▼▼▼

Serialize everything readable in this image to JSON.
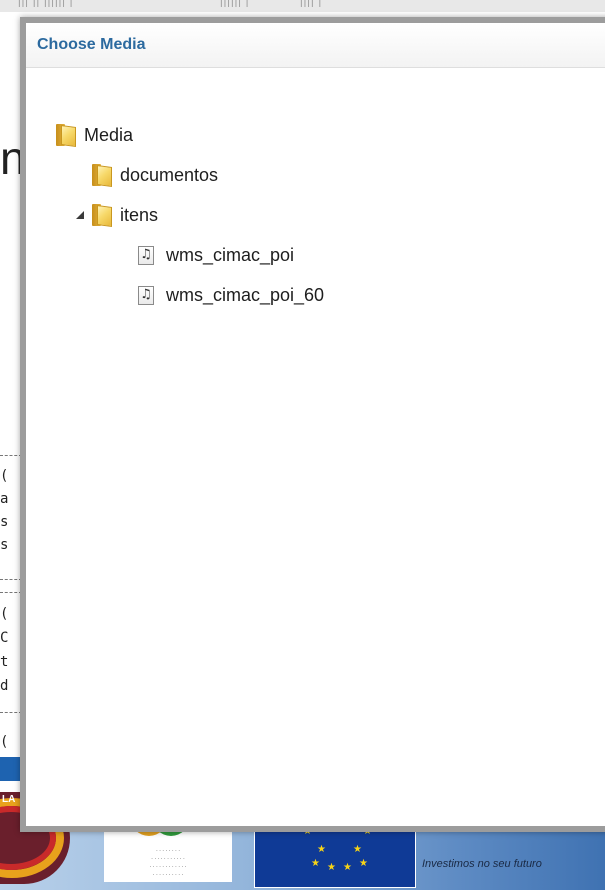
{
  "background": {
    "glyph": "n",
    "side_chars": [
      "(",
      "a",
      "s",
      "s",
      "(",
      "C",
      "t",
      "d",
      "("
    ],
    "logo_label": "LA",
    "tagline": "Investimos no seu futuro"
  },
  "dialog": {
    "title": "Choose Media",
    "tree": {
      "root": {
        "label": "Media",
        "icon": "folder-icon",
        "children": [
          {
            "label": "documentos",
            "icon": "folder-icon",
            "state": "collapsed"
          },
          {
            "label": "itens",
            "icon": "folder-icon",
            "state": "expanded",
            "children": [
              {
                "label": "wms_cimac_poi",
                "icon": "audio-file-icon"
              },
              {
                "label": "wms_cimac_poi_60",
                "icon": "audio-file-icon"
              }
            ]
          }
        ]
      }
    }
  },
  "colors": {
    "title": "#2c6a9f",
    "dialog_border": "#9c9c9c",
    "footer_blue": "#3f72b2",
    "eu_blue": "#0f3a96",
    "eu_star": "#f7d417"
  }
}
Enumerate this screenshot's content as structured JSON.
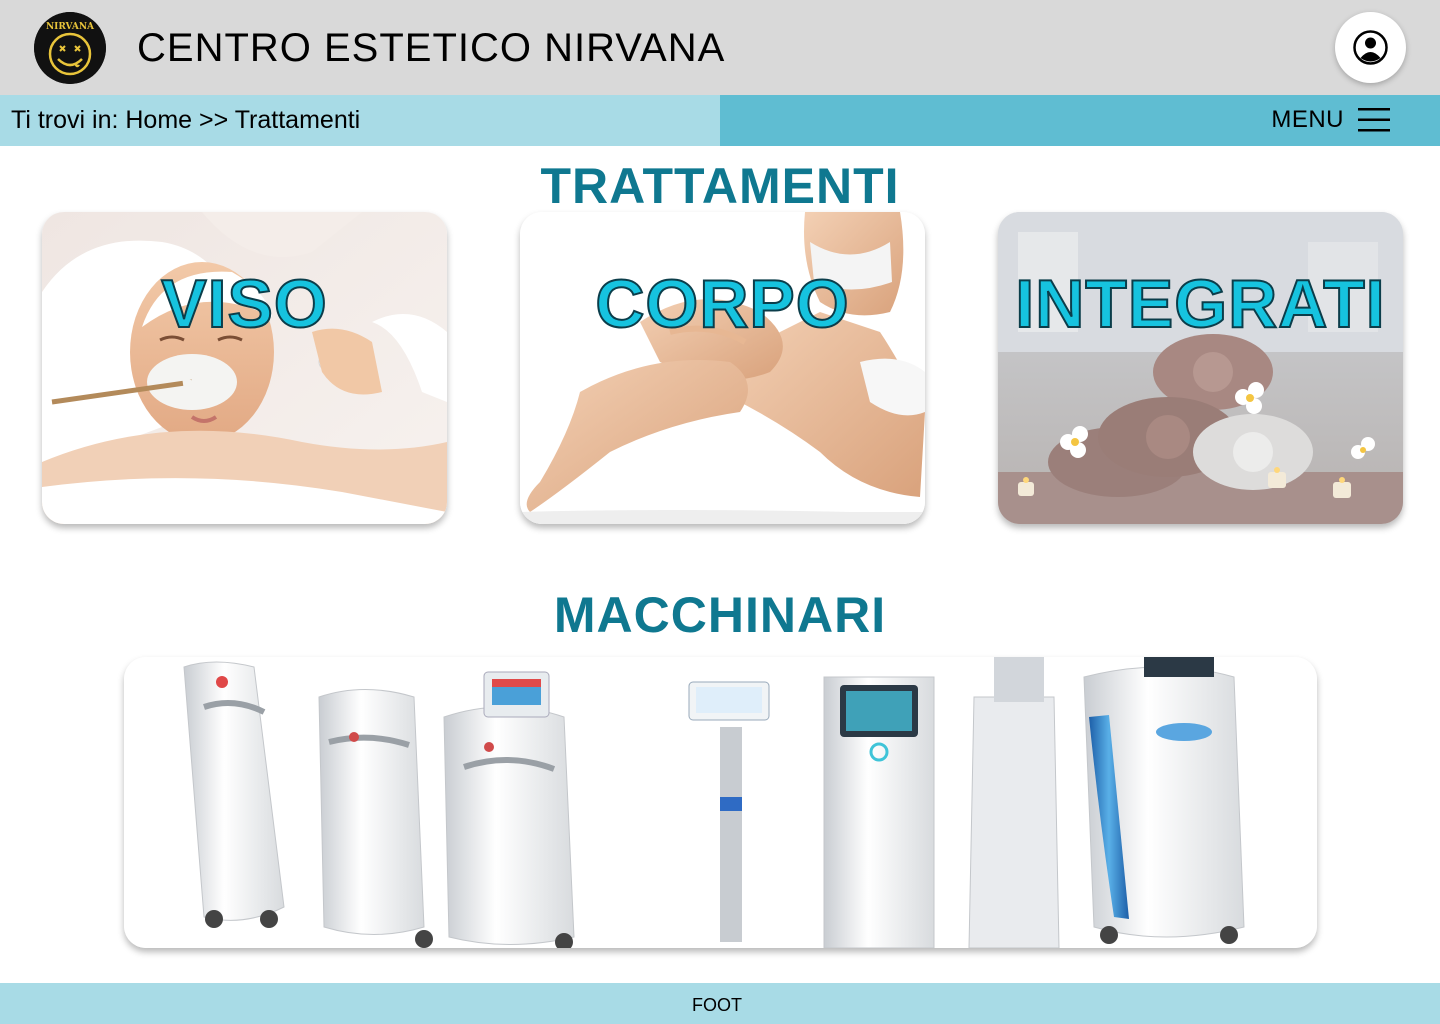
{
  "header": {
    "title": "CENTRO ESTETICO NIRVANA",
    "logo_text": "NIRVANA"
  },
  "nav": {
    "breadcrumb_prefix": "Ti trovi in:",
    "breadcrumb_home": "Home",
    "breadcrumb_separator": ">>",
    "breadcrumb_current": "Trattamenti",
    "menu_label": "MENU"
  },
  "treatments": {
    "title": "TRATTAMENTI",
    "cards": [
      {
        "label": "VISO"
      },
      {
        "label": "CORPO"
      },
      {
        "label": "INTEGRATI"
      }
    ]
  },
  "machines": {
    "title": "MACCHINARI"
  },
  "footer": {
    "text": "FOOT"
  },
  "colors": {
    "header_bg": "#d9d9d9",
    "breadcrumb_bg": "#a8dbe6",
    "menu_bg": "#5fbdd2",
    "section_title": "#0f7890",
    "card_label": "#16c3df",
    "footer_bg": "#a8dbe6"
  },
  "icons": {
    "logo": "nirvana-smiley-logo",
    "user": "user-account-icon",
    "menu": "hamburger-menu-icon"
  }
}
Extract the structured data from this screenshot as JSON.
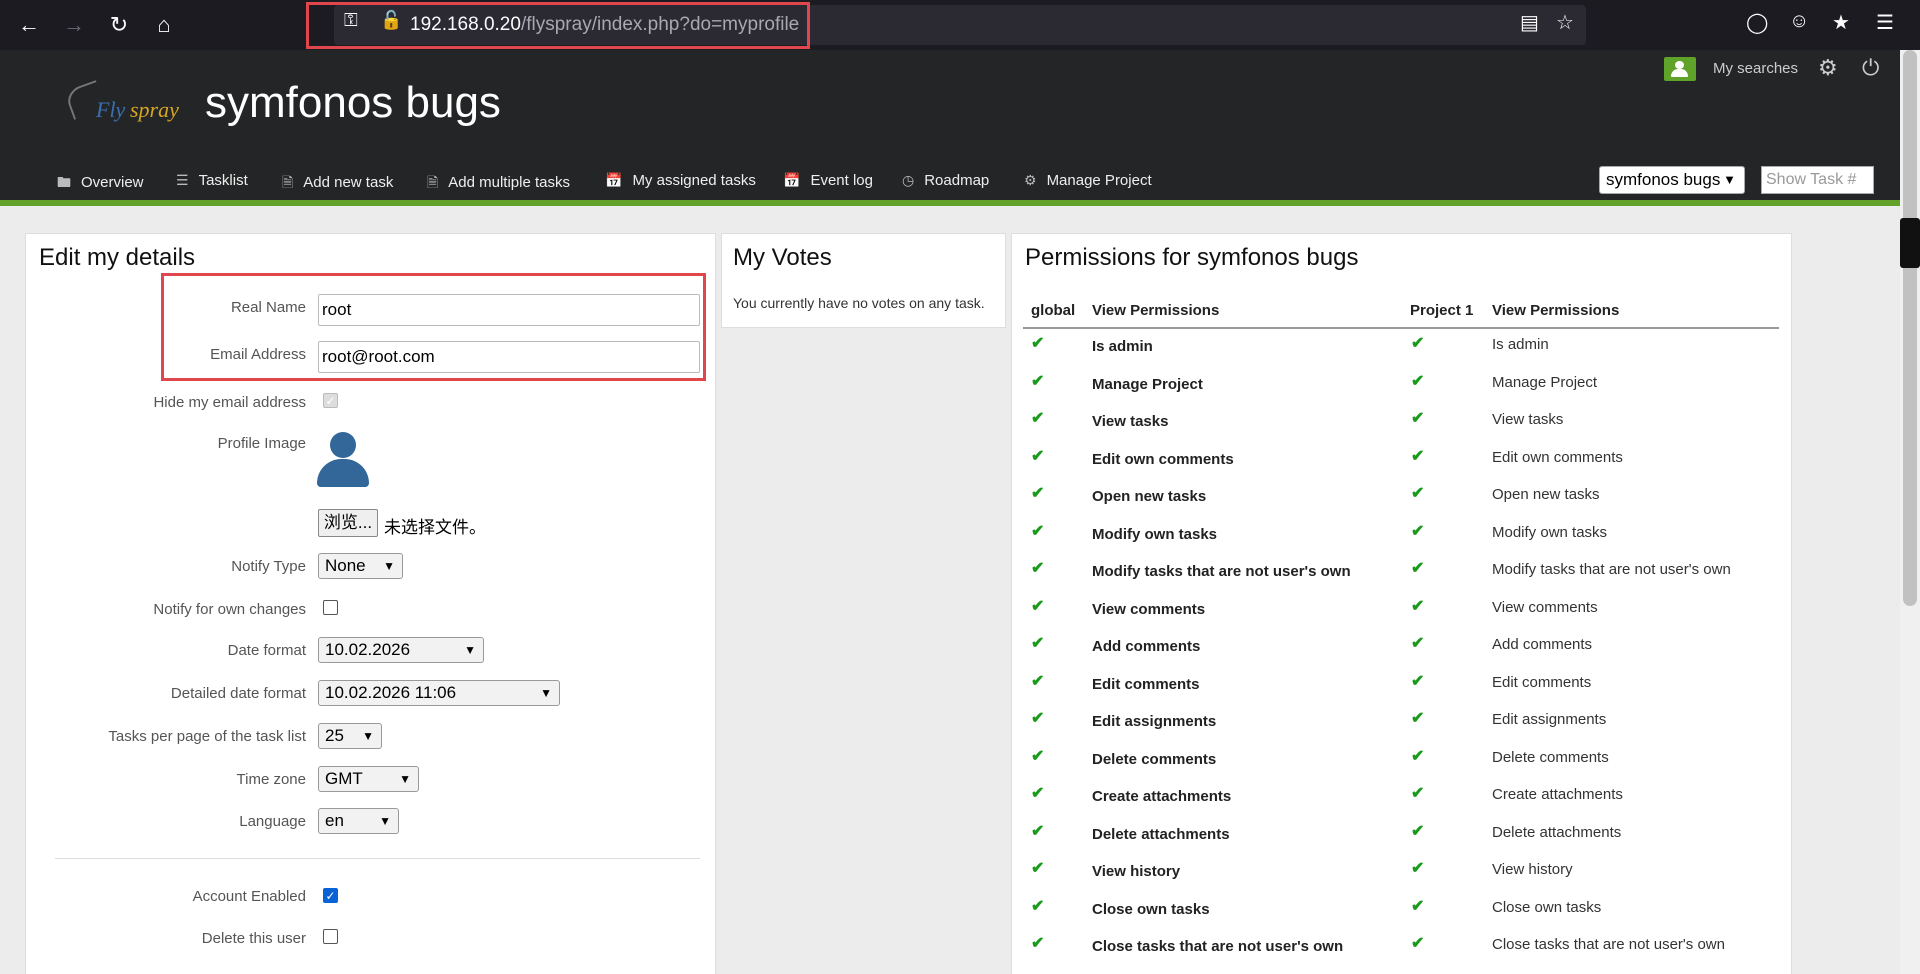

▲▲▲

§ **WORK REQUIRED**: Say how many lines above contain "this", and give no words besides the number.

§ **FINAL ANSWER**: 3